## About this task
The expected output is every entry, copied exactly.

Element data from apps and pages
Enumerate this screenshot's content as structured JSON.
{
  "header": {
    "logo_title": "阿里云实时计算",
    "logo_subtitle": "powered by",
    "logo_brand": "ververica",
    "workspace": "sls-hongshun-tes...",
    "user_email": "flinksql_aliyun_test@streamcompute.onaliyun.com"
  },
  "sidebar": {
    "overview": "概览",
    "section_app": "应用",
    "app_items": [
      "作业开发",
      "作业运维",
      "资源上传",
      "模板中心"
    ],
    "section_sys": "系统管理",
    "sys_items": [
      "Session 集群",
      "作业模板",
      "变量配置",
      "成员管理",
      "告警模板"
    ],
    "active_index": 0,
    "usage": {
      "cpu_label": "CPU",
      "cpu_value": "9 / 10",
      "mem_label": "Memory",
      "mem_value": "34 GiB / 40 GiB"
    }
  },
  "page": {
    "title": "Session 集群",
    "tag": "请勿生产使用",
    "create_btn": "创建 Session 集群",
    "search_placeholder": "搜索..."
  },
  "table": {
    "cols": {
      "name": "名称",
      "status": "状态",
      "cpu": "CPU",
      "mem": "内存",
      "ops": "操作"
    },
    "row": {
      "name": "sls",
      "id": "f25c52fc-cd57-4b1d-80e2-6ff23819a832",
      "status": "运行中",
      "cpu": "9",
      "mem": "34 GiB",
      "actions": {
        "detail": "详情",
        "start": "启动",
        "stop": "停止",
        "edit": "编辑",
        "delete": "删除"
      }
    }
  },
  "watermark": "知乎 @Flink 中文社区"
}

## Reply to the task
Enumerate this screenshot's content as structured JSON.
{
  "header": {
    "logo_title": "阿里云实时计算",
    "logo_subtitle": "powered by",
    "logo_brand": "ververica",
    "workspace": "sls-hongshun-tes...",
    "user_email": "flinksql_aliyun_test@streamcompute.onaliyun.com"
  },
  "sidebar": {
    "overview": "概览",
    "section_app": "应用",
    "app_items": [
      "作业开发",
      "作业运维",
      "资源上传",
      "模板中心"
    ],
    "section_sys": "系统管理",
    "sys_items": [
      "Session 集群",
      "作业模板",
      "变量配置",
      "成员管理",
      "告警模板"
    ],
    "active_index": 0,
    "usage": {
      "cpu_label": "CPU",
      "cpu_value": "9 / 10",
      "mem_label": "Memory",
      "mem_value": "34 GiB / 40 GiB"
    }
  },
  "page": {
    "title": "Session 集群",
    "tag": "请勿生产使用",
    "create_btn": "创建 Session 集群",
    "search_placeholder": "搜索..."
  },
  "table": {
    "cols": {
      "name": "名称",
      "status": "状态",
      "cpu": "CPU",
      "mem": "内存",
      "ops": "操作"
    },
    "row": {
      "name": "sls",
      "id": "f25c52fc-cd57-4b1d-80e2-6ff23819a832",
      "status": "运行中",
      "cpu": "9",
      "mem": "34 GiB",
      "actions": {
        "detail": "详情",
        "start": "启动",
        "stop": "停止",
        "edit": "编辑",
        "delete": "删除"
      }
    }
  },
  "watermark": "知乎 @Flink 中文社区"
}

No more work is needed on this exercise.